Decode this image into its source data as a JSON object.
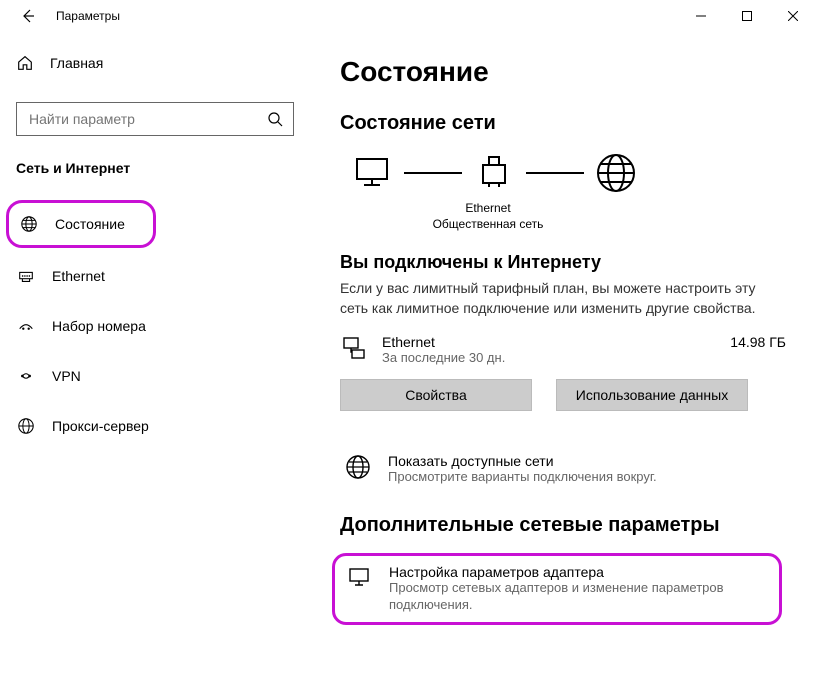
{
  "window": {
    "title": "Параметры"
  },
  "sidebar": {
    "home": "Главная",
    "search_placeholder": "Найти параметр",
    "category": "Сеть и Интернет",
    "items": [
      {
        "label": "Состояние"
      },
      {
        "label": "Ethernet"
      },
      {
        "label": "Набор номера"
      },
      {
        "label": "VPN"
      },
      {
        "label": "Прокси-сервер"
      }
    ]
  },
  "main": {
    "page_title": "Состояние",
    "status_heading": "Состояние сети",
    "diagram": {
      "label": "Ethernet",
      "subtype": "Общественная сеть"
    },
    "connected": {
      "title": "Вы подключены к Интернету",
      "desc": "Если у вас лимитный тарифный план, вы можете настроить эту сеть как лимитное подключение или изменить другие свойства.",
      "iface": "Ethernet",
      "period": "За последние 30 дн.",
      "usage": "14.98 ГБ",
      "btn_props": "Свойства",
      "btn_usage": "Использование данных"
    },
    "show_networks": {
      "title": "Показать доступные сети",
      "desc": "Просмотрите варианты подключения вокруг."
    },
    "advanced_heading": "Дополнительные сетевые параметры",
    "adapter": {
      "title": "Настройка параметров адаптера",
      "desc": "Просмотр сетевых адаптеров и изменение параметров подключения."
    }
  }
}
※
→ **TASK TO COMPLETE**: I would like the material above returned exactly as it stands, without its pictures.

→ **COMPLETED TASK**:
Decode this image into its source data as a JSON object.
{
  "window": {
    "title": "Параметры"
  },
  "sidebar": {
    "home": "Главная",
    "search_placeholder": "Найти параметр",
    "category": "Сеть и Интернет",
    "items": [
      {
        "label": "Состояние"
      },
      {
        "label": "Ethernet"
      },
      {
        "label": "Набор номера"
      },
      {
        "label": "VPN"
      },
      {
        "label": "Прокси-сервер"
      }
    ]
  },
  "main": {
    "page_title": "Состояние",
    "status_heading": "Состояние сети",
    "diagram": {
      "label": "Ethernet",
      "subtype": "Общественная сеть"
    },
    "connected": {
      "title": "Вы подключены к Интернету",
      "desc": "Если у вас лимитный тарифный план, вы можете настроить эту сеть как лимитное подключение или изменить другие свойства.",
      "iface": "Ethernet",
      "period": "За последние 30 дн.",
      "usage": "14.98 ГБ",
      "btn_props": "Свойства",
      "btn_usage": "Использование данных"
    },
    "show_networks": {
      "title": "Показать доступные сети",
      "desc": "Просмотрите варианты подключения вокруг."
    },
    "advanced_heading": "Дополнительные сетевые параметры",
    "adapter": {
      "title": "Настройка параметров адаптера",
      "desc": "Просмотр сетевых адаптеров и изменение параметров подключения."
    }
  }
}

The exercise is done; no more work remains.